Exercise prompt:
In the entries below, count the lines that hold the string "this" and state only that count.

Entries shown section start

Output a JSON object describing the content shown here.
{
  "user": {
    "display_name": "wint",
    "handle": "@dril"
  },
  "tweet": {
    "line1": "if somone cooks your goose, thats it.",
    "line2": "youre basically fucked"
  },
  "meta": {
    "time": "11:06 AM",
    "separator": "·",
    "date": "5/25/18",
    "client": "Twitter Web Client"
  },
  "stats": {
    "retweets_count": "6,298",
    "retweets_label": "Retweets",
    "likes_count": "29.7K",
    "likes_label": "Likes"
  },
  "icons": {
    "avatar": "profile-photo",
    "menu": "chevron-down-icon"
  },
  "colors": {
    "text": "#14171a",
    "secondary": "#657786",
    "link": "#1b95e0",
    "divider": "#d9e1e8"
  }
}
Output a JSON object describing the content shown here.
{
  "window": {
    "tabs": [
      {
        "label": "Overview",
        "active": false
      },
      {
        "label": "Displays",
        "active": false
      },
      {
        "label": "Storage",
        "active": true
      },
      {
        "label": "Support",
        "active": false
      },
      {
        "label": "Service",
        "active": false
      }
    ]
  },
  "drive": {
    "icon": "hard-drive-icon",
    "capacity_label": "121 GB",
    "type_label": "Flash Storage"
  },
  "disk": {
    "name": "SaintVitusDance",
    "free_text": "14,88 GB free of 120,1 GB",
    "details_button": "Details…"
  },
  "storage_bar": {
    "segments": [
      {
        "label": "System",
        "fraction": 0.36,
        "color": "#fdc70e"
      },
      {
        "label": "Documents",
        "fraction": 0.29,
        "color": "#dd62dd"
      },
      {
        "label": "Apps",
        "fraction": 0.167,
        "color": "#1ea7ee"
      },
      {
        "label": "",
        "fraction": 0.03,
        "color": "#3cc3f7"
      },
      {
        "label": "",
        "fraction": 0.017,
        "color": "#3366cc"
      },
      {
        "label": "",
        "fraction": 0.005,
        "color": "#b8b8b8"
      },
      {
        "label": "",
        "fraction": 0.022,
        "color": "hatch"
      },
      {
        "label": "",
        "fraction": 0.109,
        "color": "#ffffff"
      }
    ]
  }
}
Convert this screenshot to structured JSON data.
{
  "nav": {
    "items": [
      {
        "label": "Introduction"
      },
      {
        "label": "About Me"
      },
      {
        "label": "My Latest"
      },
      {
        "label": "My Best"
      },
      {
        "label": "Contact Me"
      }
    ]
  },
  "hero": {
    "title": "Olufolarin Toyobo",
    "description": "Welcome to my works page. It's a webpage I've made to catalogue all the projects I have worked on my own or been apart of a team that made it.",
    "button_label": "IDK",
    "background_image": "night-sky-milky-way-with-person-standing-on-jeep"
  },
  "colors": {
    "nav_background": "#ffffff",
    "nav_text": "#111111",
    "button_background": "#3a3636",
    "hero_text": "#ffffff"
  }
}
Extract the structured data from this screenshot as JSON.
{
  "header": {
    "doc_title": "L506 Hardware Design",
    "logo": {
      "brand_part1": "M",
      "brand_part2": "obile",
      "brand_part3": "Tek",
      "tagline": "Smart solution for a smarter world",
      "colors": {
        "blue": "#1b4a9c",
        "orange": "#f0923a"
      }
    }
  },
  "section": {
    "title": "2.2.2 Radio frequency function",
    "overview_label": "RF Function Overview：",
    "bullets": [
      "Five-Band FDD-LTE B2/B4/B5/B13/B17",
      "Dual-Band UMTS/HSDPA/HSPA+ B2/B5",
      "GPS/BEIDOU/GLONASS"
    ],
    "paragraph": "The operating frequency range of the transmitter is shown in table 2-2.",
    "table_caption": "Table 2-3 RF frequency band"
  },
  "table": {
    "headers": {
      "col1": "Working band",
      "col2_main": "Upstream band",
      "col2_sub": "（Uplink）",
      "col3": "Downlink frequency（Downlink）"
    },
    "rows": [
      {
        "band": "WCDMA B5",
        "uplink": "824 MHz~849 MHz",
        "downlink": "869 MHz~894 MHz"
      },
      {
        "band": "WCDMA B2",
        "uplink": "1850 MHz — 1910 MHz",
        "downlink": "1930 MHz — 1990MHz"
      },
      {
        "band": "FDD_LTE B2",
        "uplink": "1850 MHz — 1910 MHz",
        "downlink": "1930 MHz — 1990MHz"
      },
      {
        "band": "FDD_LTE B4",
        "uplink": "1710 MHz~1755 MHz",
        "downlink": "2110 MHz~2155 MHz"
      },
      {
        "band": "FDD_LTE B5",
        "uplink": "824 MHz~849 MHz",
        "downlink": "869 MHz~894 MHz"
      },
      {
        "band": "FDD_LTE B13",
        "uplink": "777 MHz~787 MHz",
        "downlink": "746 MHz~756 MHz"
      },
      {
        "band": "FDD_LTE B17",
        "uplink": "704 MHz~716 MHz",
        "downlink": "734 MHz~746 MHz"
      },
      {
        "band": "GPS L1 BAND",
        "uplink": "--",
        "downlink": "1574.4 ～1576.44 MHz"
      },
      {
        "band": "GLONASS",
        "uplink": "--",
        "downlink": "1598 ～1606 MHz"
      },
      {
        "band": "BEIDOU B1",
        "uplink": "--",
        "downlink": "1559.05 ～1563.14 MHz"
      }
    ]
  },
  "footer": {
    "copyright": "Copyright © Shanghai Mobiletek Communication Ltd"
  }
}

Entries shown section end

Answer area:
2